Although the records contain pictures, only their text should be repeated, exactly as it stands.

[[ Material shown open ]]

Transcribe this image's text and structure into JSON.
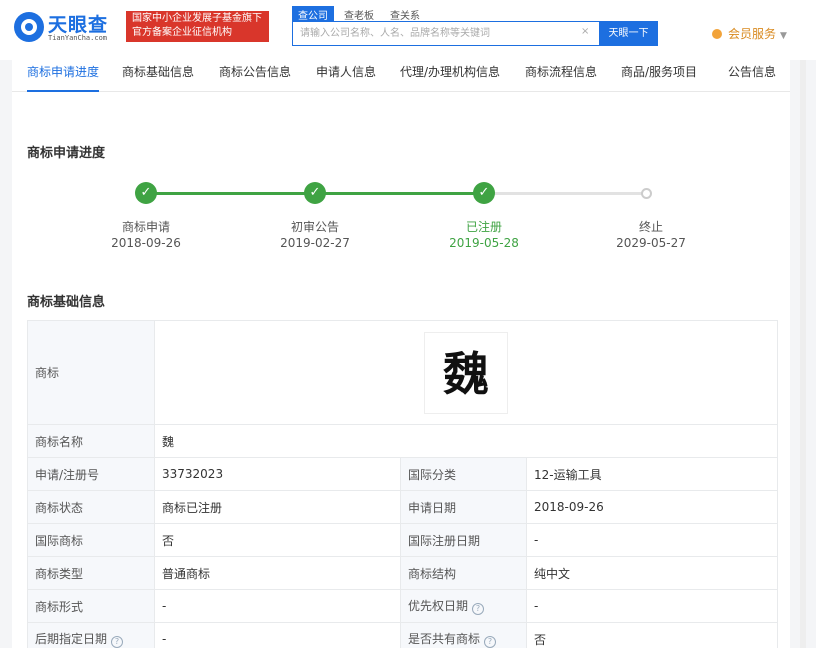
{
  "brand": {
    "name": "天眼查",
    "domain": "TianYanCha.com",
    "badge_line1": "国家中小企业发展子基金旗下",
    "badge_line2": "官方备案企业征信机构"
  },
  "search": {
    "tabs": [
      "查公司",
      "查老板",
      "查关系"
    ],
    "placeholder": "请输入公司名称、人名、品牌名称等关键词",
    "clear_icon": "×",
    "button_label": "天眼一下"
  },
  "vip": {
    "label": "会员服务",
    "caret": "▼"
  },
  "nav": {
    "items": [
      "商标申请进度",
      "商标基础信息",
      "商标公告信息",
      "申请人信息",
      "代理/办理机构信息",
      "商标流程信息",
      "商品/服务项目",
      "公告信息"
    ]
  },
  "progress": {
    "title": "商标申请进度",
    "steps": [
      {
        "label": "商标申请",
        "date": "2018-09-26",
        "status": "done"
      },
      {
        "label": "初审公告",
        "date": "2019-02-27",
        "status": "done"
      },
      {
        "label": "已注册",
        "date": "2019-05-28",
        "status": "current"
      },
      {
        "label": "终止",
        "date": "2029-05-27",
        "status": "pending"
      }
    ],
    "check_glyph": "✓",
    "colors": {
      "done": "#3fa343",
      "pending": "#cccccc"
    }
  },
  "basic_info": {
    "title": "商标基础信息",
    "trademark_label": "商标",
    "trademark_image_text": "魏",
    "name_label": "商标名称",
    "name_value": "魏",
    "rows": [
      {
        "l1": "申请/注册号",
        "v1": "33732023",
        "l2": "国际分类",
        "v2": "12-运输工具"
      },
      {
        "l1": "商标状态",
        "v1": "商标已注册",
        "l2": "申请日期",
        "v2": "2018-09-26"
      },
      {
        "l1": "国际商标",
        "v1": "否",
        "l2": "国际注册日期",
        "v2": "-"
      },
      {
        "l1": "商标类型",
        "v1": "普通商标",
        "l2": "商标结构",
        "v2": "纯中文"
      },
      {
        "l1": "商标形式",
        "v1": "-",
        "l2": "优先权日期",
        "v2": "-"
      },
      {
        "l1": "后期指定日期",
        "v1": "-",
        "l2": "是否共有商标",
        "v2": "否"
      }
    ],
    "help_glyph": "?"
  }
}
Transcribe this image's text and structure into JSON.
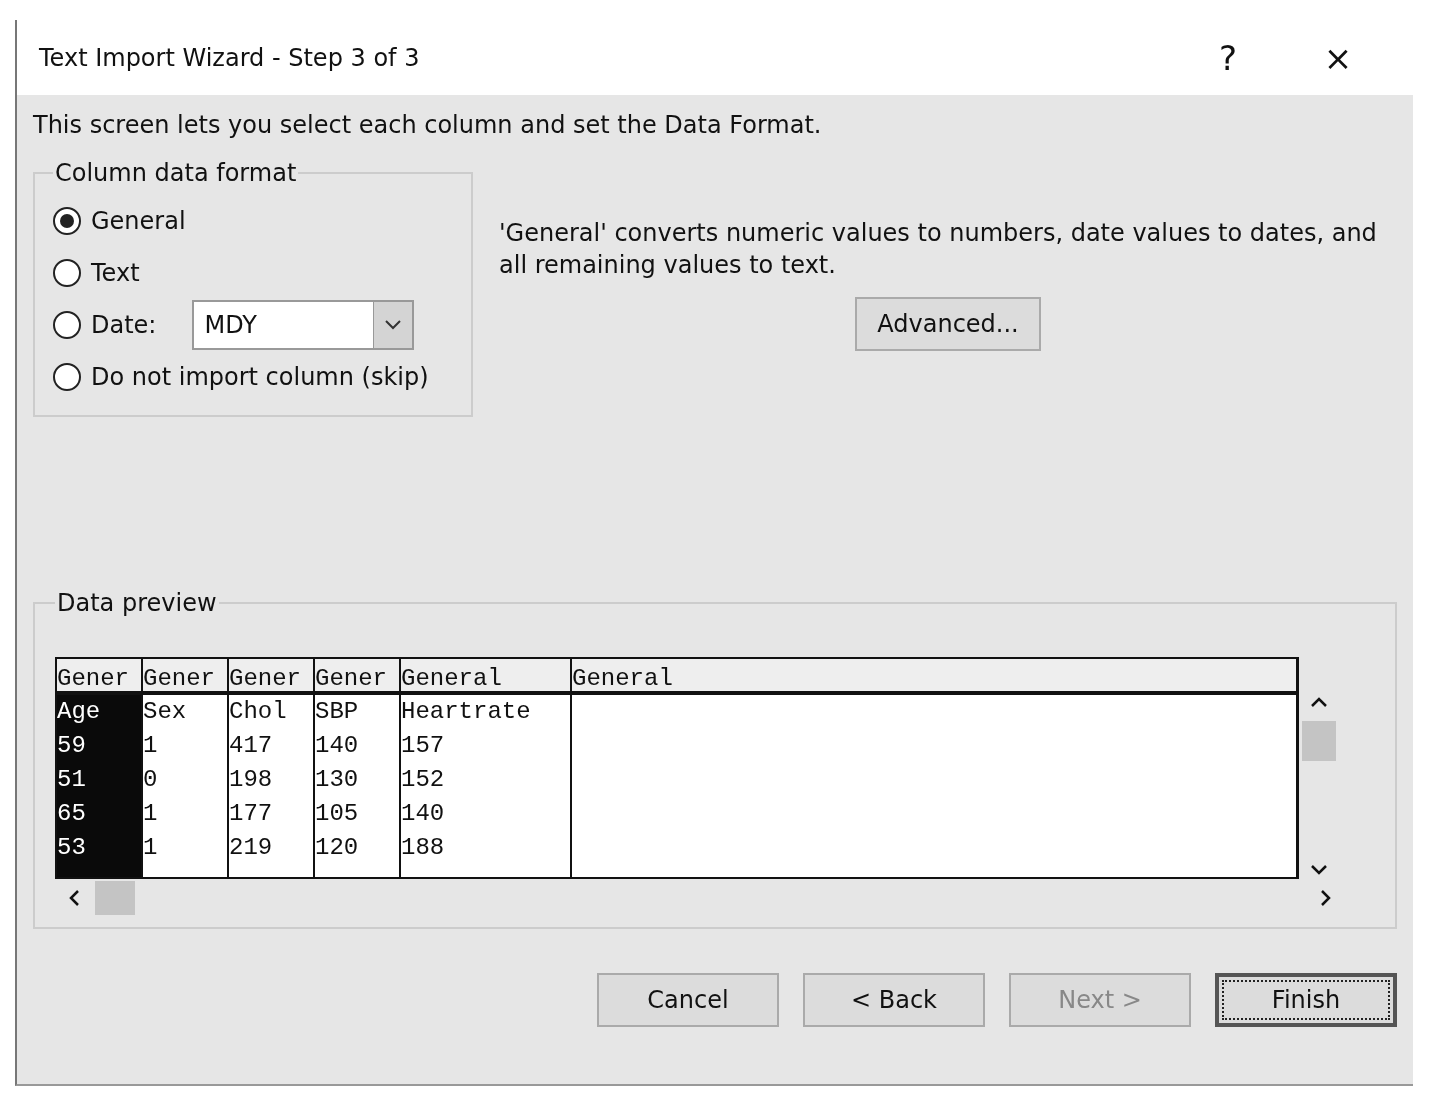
{
  "window": {
    "title": "Text Import Wizard - Step 3 of 3",
    "controls": [
      "?",
      "×"
    ]
  },
  "intro": "This screen lets you select each column and set the Data Format.",
  "format_group": {
    "legend": "Column data format",
    "options": [
      {
        "label": "General",
        "selected": true,
        "kind": "plain"
      },
      {
        "label": "Text",
        "selected": false,
        "kind": "plain"
      },
      {
        "label": "Date:",
        "selected": false,
        "kind": "date",
        "dropdown_value": "MDY"
      },
      {
        "label": "Do not import column (skip)",
        "selected": false,
        "kind": "plain"
      }
    ]
  },
  "description": "'General' converts numeric values to numbers, date values to dates, and all remaining values to text.",
  "advanced_button": "Advanced...",
  "preview": {
    "legend": "Data preview",
    "columns": [
      {
        "header": "Gener",
        "selected": true,
        "kind": "narrow"
      },
      {
        "header": "Gener",
        "selected": false,
        "kind": "narrow"
      },
      {
        "header": "Gener",
        "selected": false,
        "kind": "narrow"
      },
      {
        "header": "Gener",
        "selected": false,
        "kind": "narrow"
      },
      {
        "header": "General",
        "selected": false,
        "kind": "wide"
      },
      {
        "header": "General",
        "selected": false,
        "kind": "fill"
      }
    ],
    "rows": [
      [
        "Age",
        "Sex",
        "Chol",
        "SBP",
        "Heartrate"
      ],
      [
        "59",
        "1",
        "417",
        "140",
        "157"
      ],
      [
        "51",
        "0",
        "198",
        "130",
        "152"
      ],
      [
        "65",
        "1",
        "177",
        "105",
        "140"
      ],
      [
        "53",
        "1",
        "219",
        "120",
        "188"
      ]
    ]
  },
  "buttons": [
    {
      "label": "Cancel",
      "disabled": false,
      "default": false
    },
    {
      "label": "< Back",
      "disabled": false,
      "default": false
    },
    {
      "label": "Next >",
      "disabled": true,
      "default": false
    },
    {
      "label": "Finish",
      "disabled": false,
      "default": true
    }
  ]
}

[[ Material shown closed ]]

* _Your solution_:
Transcribe this image's text and structure into JSON.
{
  "brand": {
    "name": "天眼查",
    "domain": "TianYanCha.com",
    "badge_line1": "国家中小企业发展子基金旗下",
    "badge_line2": "官方备案企业征信机构"
  },
  "search": {
    "tabs": [
      "查公司",
      "查老板",
      "查关系"
    ],
    "placeholder": "请输入公司名称、人名、品牌名称等关键词",
    "clear_icon": "×",
    "button_label": "天眼一下"
  },
  "vip": {
    "label": "会员服务",
    "caret": "▼"
  },
  "nav": {
    "items": [
      "商标申请进度",
      "商标基础信息",
      "商标公告信息",
      "申请人信息",
      "代理/办理机构信息",
      "商标流程信息",
      "商品/服务项目",
      "公告信息"
    ]
  },
  "progress": {
    "title": "商标申请进度",
    "steps": [
      {
        "label": "商标申请",
        "date": "2018-09-26",
        "status": "done"
      },
      {
        "label": "初审公告",
        "date": "2019-02-27",
        "status": "done"
      },
      {
        "label": "已注册",
        "date": "2019-05-28",
        "status": "current"
      },
      {
        "label": "终止",
        "date": "2029-05-27",
        "status": "pending"
      }
    ],
    "check_glyph": "✓",
    "colors": {
      "done": "#3fa343",
      "pending": "#cccccc"
    }
  },
  "basic_info": {
    "title": "商标基础信息",
    "trademark_label": "商标",
    "trademark_image_text": "魏",
    "name_label": "商标名称",
    "name_value": "魏",
    "rows": [
      {
        "l1": "申请/注册号",
        "v1": "33732023",
        "l2": "国际分类",
        "v2": "12-运输工具"
      },
      {
        "l1": "商标状态",
        "v1": "商标已注册",
        "l2": "申请日期",
        "v2": "2018-09-26"
      },
      {
        "l1": "国际商标",
        "v1": "否",
        "l2": "国际注册日期",
        "v2": "-"
      },
      {
        "l1": "商标类型",
        "v1": "普通商标",
        "l2": "商标结构",
        "v2": "纯中文"
      },
      {
        "l1": "商标形式",
        "v1": "-",
        "l2": "优先权日期",
        "v2": "-"
      },
      {
        "l1": "后期指定日期",
        "v1": "-",
        "l2": "是否共有商标",
        "v2": "否"
      }
    ],
    "help_glyph": "?"
  }
}
Transcribe this image's text and structure into JSON.
{
  "window": {
    "title": "Text Import Wizard - Step 3 of 3",
    "controls": [
      "?",
      "×"
    ]
  },
  "intro": "This screen lets you select each column and set the Data Format.",
  "format_group": {
    "legend": "Column data format",
    "options": [
      {
        "label": "General",
        "selected": true,
        "kind": "plain"
      },
      {
        "label": "Text",
        "selected": false,
        "kind": "plain"
      },
      {
        "label": "Date:",
        "selected": false,
        "kind": "date",
        "dropdown_value": "MDY"
      },
      {
        "label": "Do not import column (skip)",
        "selected": false,
        "kind": "plain"
      }
    ]
  },
  "description": "'General' converts numeric values to numbers, date values to dates, and all remaining values to text.",
  "advanced_button": "Advanced...",
  "preview": {
    "legend": "Data preview",
    "columns": [
      {
        "header": "Gener",
        "selected": true,
        "kind": "narrow"
      },
      {
        "header": "Gener",
        "selected": false,
        "kind": "narrow"
      },
      {
        "header": "Gener",
        "selected": false,
        "kind": "narrow"
      },
      {
        "header": "Gener",
        "selected": false,
        "kind": "narrow"
      },
      {
        "header": "General",
        "selected": false,
        "kind": "wide"
      },
      {
        "header": "General",
        "selected": false,
        "kind": "fill"
      }
    ],
    "rows": [
      [
        "Age",
        "Sex",
        "Chol",
        "SBP",
        "Heartrate"
      ],
      [
        "59",
        "1",
        "417",
        "140",
        "157"
      ],
      [
        "51",
        "0",
        "198",
        "130",
        "152"
      ],
      [
        "65",
        "1",
        "177",
        "105",
        "140"
      ],
      [
        "53",
        "1",
        "219",
        "120",
        "188"
      ]
    ]
  },
  "buttons": [
    {
      "label": "Cancel",
      "disabled": false,
      "default": false
    },
    {
      "label": "< Back",
      "disabled": false,
      "default": false
    },
    {
      "label": "Next >",
      "disabled": true,
      "default": false
    },
    {
      "label": "Finish",
      "disabled": false,
      "default": true
    }
  ]
}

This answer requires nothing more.